Though it’s hard to predict what the industry will look like one or two decades down the line, Tabler is confident that there will still need to be adaptations in order to keep the birds alive in the summers. His proposal: focus on water conservation.
“Summers are going to be hotter, and that’s going to make you know the chicken folks have to worry more early,” he said. “Because the hot weather is going to arrive sooner than it used to, and it’s going to hang on longer than what it used to. There’s going to have to be methods that take advantage of using less water, but do the same thing to get the same result.”
Poultry Science students at Mississippi State University grow up to 400-500 chickens in the student broiling house over the couse of a semester.
In Canada, engineers are perfecting recycling sprinkler devices. Tabler said that the finished product could save between 35-40 percent of the water that a cool cell uses. However, the devices require a higher temperature within the house, which Tabler said scares chicken farmers from testing them. Many farmers also use well-water instead of city water to furnish their houses. This, according to Tabler, is not sustainable.
“If you’ve got six houses on your farm, you’re trying to run cool-cell water through all six of those,” he said. “Those chickens are drinking a lot of water because they’re big, (and) it puts a big demand on that underground aquifer. You may or may not have enough water five years down the road from now — 10 years down the road from now— to continue to grow chickens.”

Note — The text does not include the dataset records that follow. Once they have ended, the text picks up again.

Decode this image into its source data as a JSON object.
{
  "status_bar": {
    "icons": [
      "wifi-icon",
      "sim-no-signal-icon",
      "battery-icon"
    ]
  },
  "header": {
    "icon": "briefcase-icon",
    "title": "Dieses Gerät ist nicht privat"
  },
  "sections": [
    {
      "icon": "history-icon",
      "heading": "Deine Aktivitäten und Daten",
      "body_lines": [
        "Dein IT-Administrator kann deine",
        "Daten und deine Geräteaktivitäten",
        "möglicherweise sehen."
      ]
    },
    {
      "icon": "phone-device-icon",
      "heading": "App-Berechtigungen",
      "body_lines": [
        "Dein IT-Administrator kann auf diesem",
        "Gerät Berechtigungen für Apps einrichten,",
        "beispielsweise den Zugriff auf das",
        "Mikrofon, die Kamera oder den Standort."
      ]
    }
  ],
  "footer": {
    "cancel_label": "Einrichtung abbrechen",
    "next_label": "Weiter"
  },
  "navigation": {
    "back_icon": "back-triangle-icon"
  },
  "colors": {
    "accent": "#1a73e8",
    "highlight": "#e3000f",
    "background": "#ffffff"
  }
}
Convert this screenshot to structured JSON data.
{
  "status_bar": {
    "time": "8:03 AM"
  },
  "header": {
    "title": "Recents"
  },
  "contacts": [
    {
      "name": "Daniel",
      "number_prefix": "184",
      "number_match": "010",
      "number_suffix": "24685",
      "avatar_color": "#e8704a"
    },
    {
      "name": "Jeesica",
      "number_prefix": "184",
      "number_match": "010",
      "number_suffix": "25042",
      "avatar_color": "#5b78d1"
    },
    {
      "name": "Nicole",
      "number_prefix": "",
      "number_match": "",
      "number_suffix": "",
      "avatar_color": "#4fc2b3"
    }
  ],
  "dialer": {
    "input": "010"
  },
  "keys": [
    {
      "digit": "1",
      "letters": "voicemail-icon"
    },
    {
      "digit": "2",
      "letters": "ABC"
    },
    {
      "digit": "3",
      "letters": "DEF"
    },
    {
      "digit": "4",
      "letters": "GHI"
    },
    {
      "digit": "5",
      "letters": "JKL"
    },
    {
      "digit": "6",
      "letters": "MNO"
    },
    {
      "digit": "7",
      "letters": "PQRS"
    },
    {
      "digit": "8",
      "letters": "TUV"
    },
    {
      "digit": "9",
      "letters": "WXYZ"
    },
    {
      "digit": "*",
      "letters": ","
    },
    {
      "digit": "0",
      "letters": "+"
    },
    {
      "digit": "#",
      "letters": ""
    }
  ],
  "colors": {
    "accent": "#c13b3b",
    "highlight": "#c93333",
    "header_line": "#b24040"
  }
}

In the end, Tabler said, farmers will continue to adapt as best they can and try to keep up with warming environments and genetic modifications. “Farming is seven days a week, 24 hours a day, 365 days a year. The chickens don’t care whether it’s your birthday, your anniversary, Christmas, Thanksgiving. They don’t care. They still have to be taken care of – and farmers understand that.”